When the concept of creating a platform that shared African literature and promoted African writers first planted its seed in my mind, I had no idea where or what this thing would be. It was through sheer imagination and bouncing ideas off Henry and Zaahida that Afrikult. was then born. The name, as I had imagined it, would encapsulate ‘Afrika’ and ‘culture’. We liked the aesthetics of having the ‘k’ and the full stop (.) to give Afrikult. the distinctive branding we hoped for.
We knew we wanted this platform to serve the African literary community, to foster engagement in ways we craved for back then post-Masters degree. We wanted the conversations particularly around language and translation to move beyond the academic walls to our dining tables, our social media, adopting inclusive language and not the academic tone which had the tendency to exclude others. This, for me, was especially important in creating a space of inclusivity and garnering excitement around the topic. No matter your background or academic ability, your opinion and desire to learn and explore with us was equally powerful and important too.
We developed from being solely a virtual space to inflitrating the physical to deliver workshops at festivals and at schools. This continues to be integral in our work, helping us to fulfil an important mission for us: widening access to African literatures. We are humbled and encouraged by witnessing Afrikult.’s growth (and ours’, individually and collectively), knowing that there are more promising feats for the organisation’s future. Happy 5th birthday Afrikult.!
There are many highlights for me, and to keep it brief (and through pictures) my top four treasured memories of Afrikult. are:
- Videoing our campaign for Impact competition
- Launching Words that Travel series
- Launching our workshops at UK festivals and in schools
- Delivering workshops in Uganda, Ghana and Nigeria
- Working in a team passionate about the same thing
One of my highlights has been working with people (Marcelle and Henry) that love talking about literature as much as I do and value its importance. This shared love for literature wasn’t really surprising given that we met whilst all studying on the same module ‘Literature in African Languages’ during our MA’s at SOAS. The highlight was that we were able to take our conversations beyond the classroom and think about building something together that we all cared about.

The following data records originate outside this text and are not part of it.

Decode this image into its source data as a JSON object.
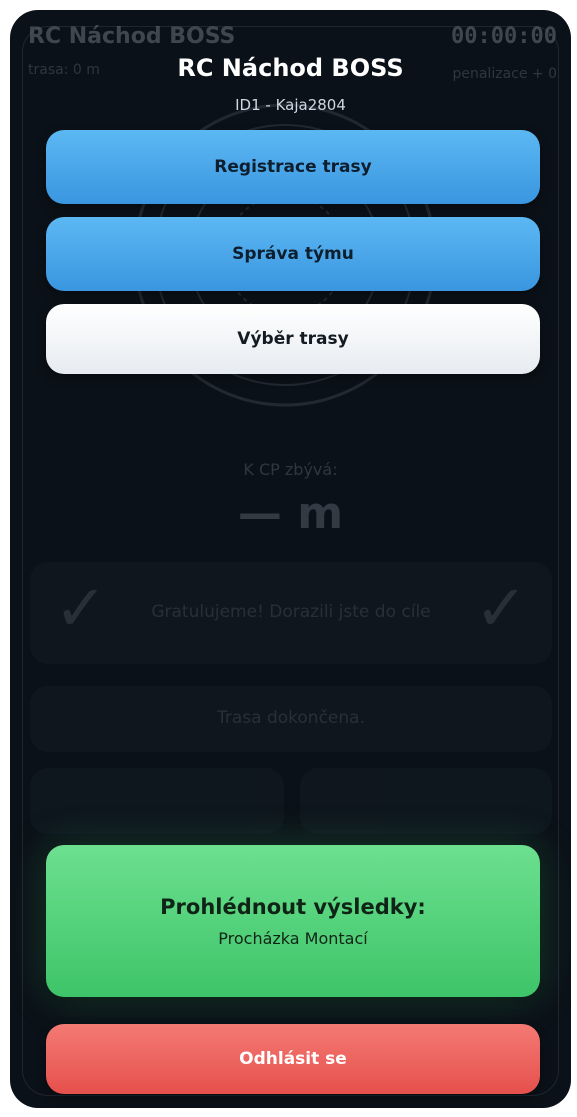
{
  "background": {
    "title": "RC Náchod BOSS",
    "timer": "00:00:00",
    "trasa": "trasa: 0 m",
    "penalizace": "penalizace + 0",
    "k_cp_label": "K CP zbývá:",
    "distance": "— m",
    "finish_message": "Gratulujeme! Dorazili jste do cíle",
    "route_done": "Trasa dokončena."
  },
  "menu": {
    "title": "RC Náchod BOSS",
    "user": "ID1 - Kaja2804",
    "buttons": {
      "registrace": "Registrace trasy",
      "sprava": "Správa týmu",
      "vyber": "Výběr trasy",
      "vysledky_title": "Prohlédnout výsledky:",
      "vysledky_name": "Procházka Montací",
      "odhlasit": "Odhlásit se"
    }
  },
  "colors": {
    "blue": "#4aa7ea",
    "green": "#4fcf78",
    "red": "#ec605b",
    "white": "#f3f5f8",
    "overlay": "#0b1118"
  }
}
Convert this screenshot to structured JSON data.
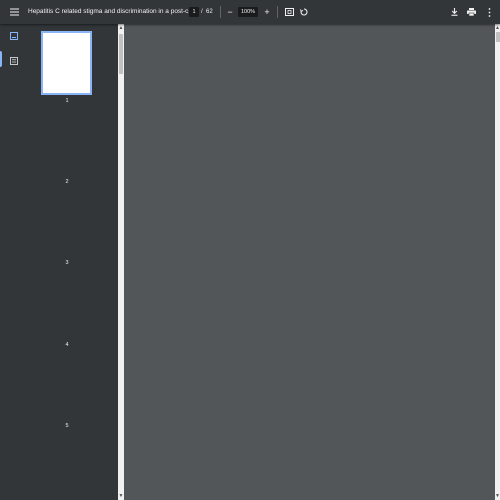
{
  "toolbar": {
    "title": "Hepatitis C related stigma and discrimination in a post-c...",
    "page_current": "1",
    "page_separator": "/",
    "page_total": "62",
    "zoom_minus": "−",
    "zoom_value": "100%",
    "zoom_plus": "+",
    "icons": [
      "menu-icon",
      "fit-page-icon",
      "rotate-icon",
      "download-icon",
      "print-icon",
      "more-vert-icon"
    ]
  },
  "sidebar": {
    "tools": [
      "thumbnails-icon",
      "outline-icon"
    ],
    "pages": [
      "1",
      "2",
      "3",
      "4",
      "5"
    ]
  },
  "colors": {
    "toolbar_bg": "#323639",
    "viewer_bg": "#525659",
    "accent": "#8ab4f8"
  }
}
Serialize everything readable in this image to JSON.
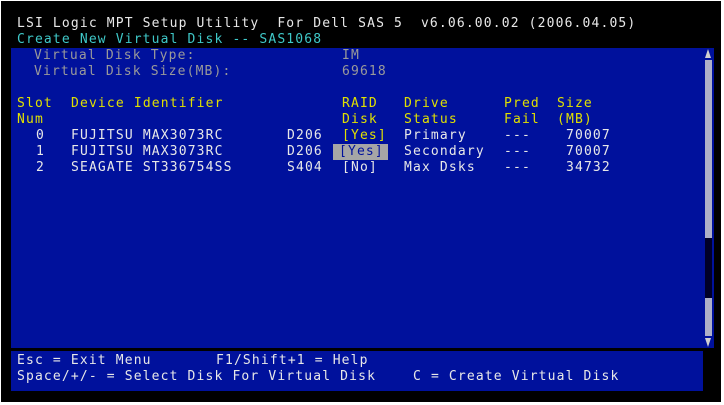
{
  "header": {
    "title": "LSI Logic MPT Setup Utility  For Dell SAS 5  v6.06.00.02 (2006.04.05)",
    "subtitle": "Create New Virtual Disk -- SAS1068"
  },
  "virtual_disk": {
    "type_label": "Virtual Disk Type:",
    "type_value": "IM",
    "size_label": "Virtual Disk Size(MB):",
    "size_value": "69618"
  },
  "table": {
    "headers_line1": {
      "slot": "Slot",
      "device": "Device Identifier",
      "raid": "RAID",
      "drive": "Drive",
      "pred": "Pred",
      "size": "Size"
    },
    "headers_line2": {
      "slot": "Num",
      "raid": "Disk",
      "drive": "Status",
      "pred": "Fail",
      "size": "(MB)"
    },
    "rows": [
      {
        "slot": "0",
        "device": "FUJITSU MAX3073RC",
        "rev": "D206",
        "raid": "[Yes]",
        "status": "Primary",
        "fail": "---",
        "size": "70007"
      },
      {
        "slot": "1",
        "device": "FUJITSU MAX3073RC",
        "rev": "D206",
        "raid": "[Yes]",
        "status": "Secondary",
        "fail": "---",
        "size": "70007"
      },
      {
        "slot": "2",
        "device": "SEAGATE ST336754SS",
        "rev": "S404",
        "raid": "[No]",
        "status": "Max Dsks",
        "fail": "---",
        "size": "34732"
      }
    ]
  },
  "footer": {
    "line1_left": "Esc = Exit Menu",
    "line1_right": "F1/Shift+1 = Help",
    "line2_left": "Space/+/- = Select Disk For Virtual Disk",
    "line2_right": "C = Create Virtual Disk"
  }
}
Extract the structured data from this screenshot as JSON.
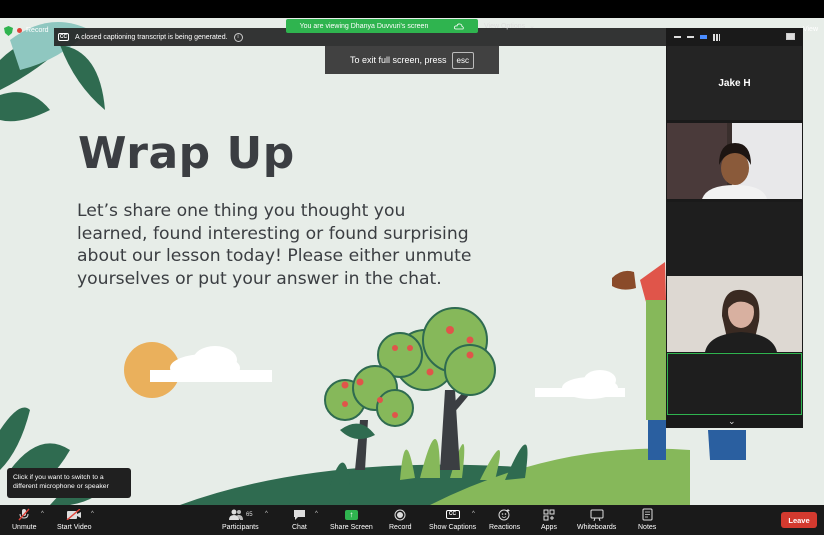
{
  "topbar": {
    "recording_label": "Record",
    "cc_message": "A closed captioning transcript is being generated.",
    "cc_icon_text": "CC",
    "share_banner": "You are viewing Dhanya Duvvuri's screen",
    "view_options": "View Options",
    "exit_fullscreen": "To exit full screen, press",
    "esc_key": "esc",
    "view_label": "View"
  },
  "slide": {
    "title": "Wrap Up",
    "body": "Let’s share one thing you thought you learned, found interesting or found surprising about our lesson today! Please either unmute yourselves or put your answer in the chat.",
    "colors": {
      "background": "#e7ede8",
      "text": "#3b3e42",
      "sun": "#eab05c",
      "leaf": "#2f6b50",
      "tree": "#86b85a",
      "fruit": "#e0554a"
    }
  },
  "gallery": {
    "tiles": [
      {
        "name": "Jake H"
      }
    ]
  },
  "tooltip": {
    "text": "Click if you want to switch to a different microphone or speaker"
  },
  "toolbar": {
    "unmute": "Unmute",
    "start_video": "Start Video",
    "participants": "Participants",
    "participant_count": "65",
    "chat": "Chat",
    "share_screen": "Share Screen",
    "record": "Record",
    "show_captions": "Show Captions",
    "reactions": "Reactions",
    "apps": "Apps",
    "whiteboards": "Whiteboards",
    "notes": "Notes",
    "leave": "Leave",
    "accent_color": "#2fb44f",
    "leave_color": "#d33a2f"
  }
}
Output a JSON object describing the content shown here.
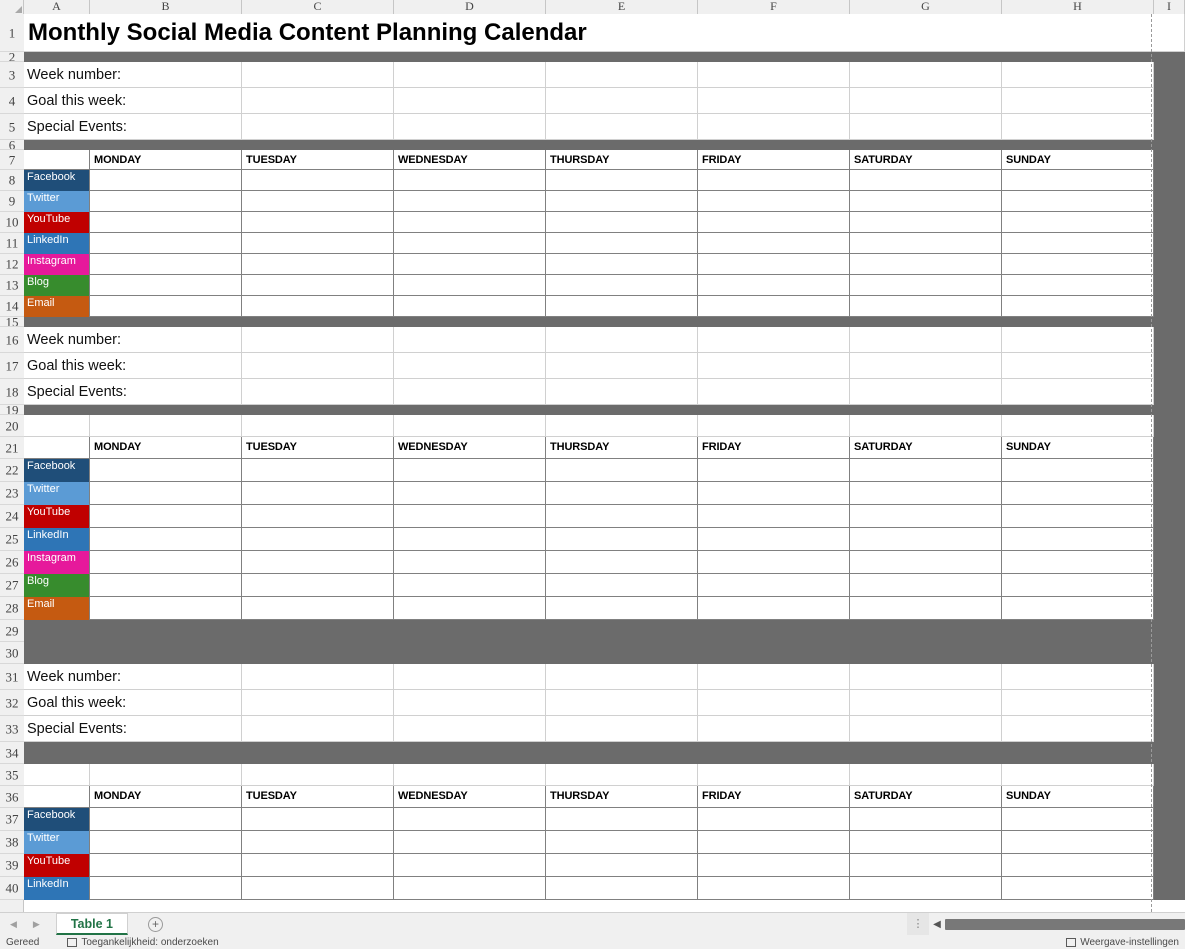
{
  "columns": [
    "A",
    "B",
    "C",
    "D",
    "E",
    "F",
    "G",
    "H",
    "I"
  ],
  "title": "Monthly Social Media Content Planning Calendar",
  "labels": {
    "week_number": "Week number:",
    "goal": "Goal this week:",
    "special_events": "Special Events:"
  },
  "days": [
    "MONDAY",
    "TUESDAY",
    "WEDNESDAY",
    "THURSDAY",
    "FRIDAY",
    "SATURDAY",
    "SUNDAY"
  ],
  "platforms": [
    {
      "name": "Facebook",
      "color": "#1F4E79"
    },
    {
      "name": "Twitter",
      "color": "#5B9BD5"
    },
    {
      "name": "YouTube",
      "color": "#C00000"
    },
    {
      "name": "LinkedIn",
      "color": "#2E75B6"
    },
    {
      "name": "Instagram",
      "color": "#E6199B"
    },
    {
      "name": "Blog",
      "color": "#378C2D"
    },
    {
      "name": "Email",
      "color": "#C55A11"
    }
  ],
  "row_numbers": [
    "1",
    "2",
    "3",
    "4",
    "5",
    "6",
    "7",
    "8",
    "9",
    "10",
    "11",
    "12",
    "13",
    "14",
    "15",
    "16",
    "17",
    "18",
    "19",
    "20",
    "21",
    "22",
    "23",
    "24",
    "25",
    "26",
    "27",
    "28",
    "29",
    "30",
    "31",
    "32",
    "33",
    "34",
    "35",
    "36",
    "37",
    "38",
    "39",
    "40"
  ],
  "tabbar": {
    "prev_arrow": "◀",
    "next_arrow": "▶",
    "sheet_name": "Table 1",
    "add_sheet": "+",
    "dots": "⋮",
    "scroll_left_arrow": "◀"
  },
  "statusbar": {
    "ready": "Gereed",
    "accessibility": "Toegankelijkheid: onderzoeken",
    "view_settings": "Weergave-instellingen"
  },
  "colors": {
    "separator_gray": "#6b6b6b",
    "accent_green": "#217346",
    "gridline": "#d0d0d0",
    "table_border": "#808080"
  }
}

I love working in a team as no one will necessarily see things or tackle a problem the same way, which means you have a rich selection of perspectives which can only make your work stronger, and because we got along, this was one of our strengths in being able to establish Afrikult. in the first place!
2. Sharing knowledge with young people in schools but also people just generally interested in literature from Africa
Taking all our combined years of studying and experience and pouring it into our workshops has been and will always be a major highlight for me. There is something so special about being in a position to teach people new things that you know they won’t forget, things that can play a formative role in shaping particularly young people into who they want to be. So for me all our work with schools is particularly fulfilling because of this.
3. Doing our own thing[s] and building important structural relationships
Another aspect of our work that I really enjoy is that we have basically turned a hobby into meaningful work, and have been able to develop as an organisation (as well as individuals), gaining significant experience over the last 5 years. I particularly value the relationships we have been able to make with organisations we are really inspired by. Africa Writes will always have a special place in my heart for giving us our first platform back in 2014 and supporting ever since!
4. My fourth highlight would be taking silly/funny selfies with Keren and Marcelle, and then trying to do serious ones!
Working at Afrikult. has been a very inspiring and enriching experience. Here are my four highlights:
- Working with Marcelle and Zaahida and seeing how devoted they are in spreading the word on African literature.
- Having the opportunity to attend events and meet inspiring writers and people passionate about African literature as well as learning about literary platforms and organisations.
- The three of us being in Accra for Pa Gya!
- Always learning new things and being amazed at the richness of the African literary scene.